▽
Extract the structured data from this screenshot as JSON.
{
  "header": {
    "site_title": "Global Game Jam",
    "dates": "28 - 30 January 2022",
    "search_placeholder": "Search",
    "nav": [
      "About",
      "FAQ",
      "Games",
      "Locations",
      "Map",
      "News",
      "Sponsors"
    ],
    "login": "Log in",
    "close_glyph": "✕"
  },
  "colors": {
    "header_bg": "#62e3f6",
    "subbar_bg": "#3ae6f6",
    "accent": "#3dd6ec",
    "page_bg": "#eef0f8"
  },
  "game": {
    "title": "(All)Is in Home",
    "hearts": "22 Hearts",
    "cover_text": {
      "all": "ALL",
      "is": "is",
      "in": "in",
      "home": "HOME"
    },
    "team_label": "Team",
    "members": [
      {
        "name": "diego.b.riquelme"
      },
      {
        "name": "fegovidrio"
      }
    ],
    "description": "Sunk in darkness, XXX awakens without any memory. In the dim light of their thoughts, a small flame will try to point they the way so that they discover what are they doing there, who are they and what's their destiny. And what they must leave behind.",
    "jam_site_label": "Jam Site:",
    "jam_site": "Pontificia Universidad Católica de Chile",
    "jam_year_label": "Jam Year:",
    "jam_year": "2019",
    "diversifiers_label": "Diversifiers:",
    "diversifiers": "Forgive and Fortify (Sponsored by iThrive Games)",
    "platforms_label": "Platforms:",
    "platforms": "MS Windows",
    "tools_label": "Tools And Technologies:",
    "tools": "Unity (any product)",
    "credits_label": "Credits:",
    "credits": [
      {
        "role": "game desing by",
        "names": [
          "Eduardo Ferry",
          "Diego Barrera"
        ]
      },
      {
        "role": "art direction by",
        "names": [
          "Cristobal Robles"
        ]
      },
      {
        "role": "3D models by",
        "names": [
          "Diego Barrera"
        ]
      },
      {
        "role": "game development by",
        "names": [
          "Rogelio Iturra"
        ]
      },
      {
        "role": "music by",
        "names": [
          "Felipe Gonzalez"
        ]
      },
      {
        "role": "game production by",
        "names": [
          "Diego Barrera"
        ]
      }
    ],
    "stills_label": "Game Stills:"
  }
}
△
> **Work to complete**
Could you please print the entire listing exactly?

> **Answer to this task**
Extract the structured data from this screenshot as JSON.
{
  "header": {
    "site_title": "Global Game Jam",
    "dates": "28 - 30 January 2022",
    "search_placeholder": "Search",
    "nav": [
      "About",
      "FAQ",
      "Games",
      "Locations",
      "Map",
      "News",
      "Sponsors"
    ],
    "login": "Log in",
    "close_glyph": "✕"
  },
  "colors": {
    "header_bg": "#62e3f6",
    "subbar_bg": "#3ae6f6",
    "accent": "#3dd6ec",
    "page_bg": "#eef0f8"
  },
  "game": {
    "title": "(All)Is in Home",
    "hearts": "22 Hearts",
    "cover_text": {
      "all": "ALL",
      "is": "is",
      "in": "in",
      "home": "HOME"
    },
    "team_label": "Team",
    "members": [
      {
        "name": "diego.b.riquelme"
      },
      {
        "name": "fegovidrio"
      }
    ],
    "description": "Sunk in darkness, XXX awakens without any memory. In the dim light of their thoughts, a small flame will try to point they the way so that they discover what are they doing there, who are they and what's their destiny. And what they must leave behind.",
    "jam_site_label": "Jam Site:",
    "jam_site": "Pontificia Universidad Católica de Chile",
    "jam_year_label": "Jam Year:",
    "jam_year": "2019",
    "diversifiers_label": "Diversifiers:",
    "diversifiers": "Forgive and Fortify (Sponsored by iThrive Games)",
    "platforms_label": "Platforms:",
    "platforms": "MS Windows",
    "tools_label": "Tools And Technologies:",
    "tools": "Unity (any product)",
    "credits_label": "Credits:",
    "credits": [
      {
        "role": "game desing by",
        "names": [
          "Eduardo Ferry",
          "Diego Barrera"
        ]
      },
      {
        "role": "art direction by",
        "names": [
          "Cristobal Robles"
        ]
      },
      {
        "role": "3D models by",
        "names": [
          "Diego Barrera"
        ]
      },
      {
        "role": "game development by",
        "names": [
          "Rogelio Iturra"
        ]
      },
      {
        "role": "music by",
        "names": [
          "Felipe Gonzalez"
        ]
      },
      {
        "role": "game production by",
        "names": [
          "Diego Barrera"
        ]
      }
    ],
    "stills_label": "Game Stills:"
  }
}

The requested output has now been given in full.